Small fishing charity gives backing to trafficking bill
A small charity representing the welfare of fishermen has been thrust into the limelight for its approach on human trafficking.
The Fishermen's Mission has long fought for the rights and well-being of those working in what is regarded as one of the most dangerous jobs in the world.
Now the charity aims to increase this duty by backing moves by the Scottish Government to toughen human trafficking legislation - via a new bill to protect victims while punishing perpetrators.
We see and deal with the results of poor practices and are pleased to see that the issues are being addressed in Scotland - David Dickens
The Human Trafficking and Exploitation bill will mean that for the first time in Scotland there will be legislation focusing specifically on human trafficking and exploitation through slavery, servitude and forced or compulsory labour.

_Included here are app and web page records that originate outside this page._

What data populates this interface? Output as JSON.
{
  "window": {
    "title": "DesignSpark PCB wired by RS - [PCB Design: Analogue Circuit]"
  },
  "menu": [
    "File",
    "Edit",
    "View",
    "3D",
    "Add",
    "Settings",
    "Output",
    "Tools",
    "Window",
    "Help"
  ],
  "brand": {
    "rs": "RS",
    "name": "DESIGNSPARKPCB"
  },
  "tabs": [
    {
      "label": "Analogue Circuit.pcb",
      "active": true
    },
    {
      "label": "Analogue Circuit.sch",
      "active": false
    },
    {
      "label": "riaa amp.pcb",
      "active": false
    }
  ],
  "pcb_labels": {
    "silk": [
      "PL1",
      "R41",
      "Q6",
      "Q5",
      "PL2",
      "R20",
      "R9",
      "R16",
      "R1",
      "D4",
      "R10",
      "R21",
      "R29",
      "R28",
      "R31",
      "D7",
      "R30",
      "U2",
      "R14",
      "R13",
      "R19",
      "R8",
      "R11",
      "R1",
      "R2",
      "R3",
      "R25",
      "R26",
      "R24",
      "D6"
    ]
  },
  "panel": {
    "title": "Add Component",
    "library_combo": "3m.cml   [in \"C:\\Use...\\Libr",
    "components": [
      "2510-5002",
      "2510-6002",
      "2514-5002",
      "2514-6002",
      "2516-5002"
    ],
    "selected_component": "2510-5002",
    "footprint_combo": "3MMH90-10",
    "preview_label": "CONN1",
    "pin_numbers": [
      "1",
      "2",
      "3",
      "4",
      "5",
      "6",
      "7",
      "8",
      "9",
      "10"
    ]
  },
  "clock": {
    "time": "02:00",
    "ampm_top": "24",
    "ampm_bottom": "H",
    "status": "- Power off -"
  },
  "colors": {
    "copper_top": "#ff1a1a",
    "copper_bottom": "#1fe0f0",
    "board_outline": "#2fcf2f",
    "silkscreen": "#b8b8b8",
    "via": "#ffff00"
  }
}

Some industries are more vulnerable to this – fishing being one, agriculture being another.
David Dickens, chief executive of the Fishermen's Mission, said: "As a charity dedicated to providing help and support to fishermen and their families in need, the Fishermen's Mission welcomes any move that seeks to reduce the potential for trafficking or exploitation of fishermen.
"We see and deal with the results of poor practices and are pleased to see that the issues are being addressed in Scotland."
Prosecutors will be given discretion not to punish victims forced to commit crime against their will - including those trafficked into the country and then forced into work.
Police Scotland assistant chief constable Malcolm Graham said: "We particularly welcome the enhanced focus on the needs of victims and the additional support the bill presents.
"The non-criminalisation of suspected victims of human trafficking is an area where clearly defined obligations and direction is welcomed and would assist greatly in providing the clarity and confidence required to effectively deal with those circumstances where offending has occurred as a result of their exploitation."
The legislation builds on work done by Labour MSP Jenny Marra, who had proposed her own bill.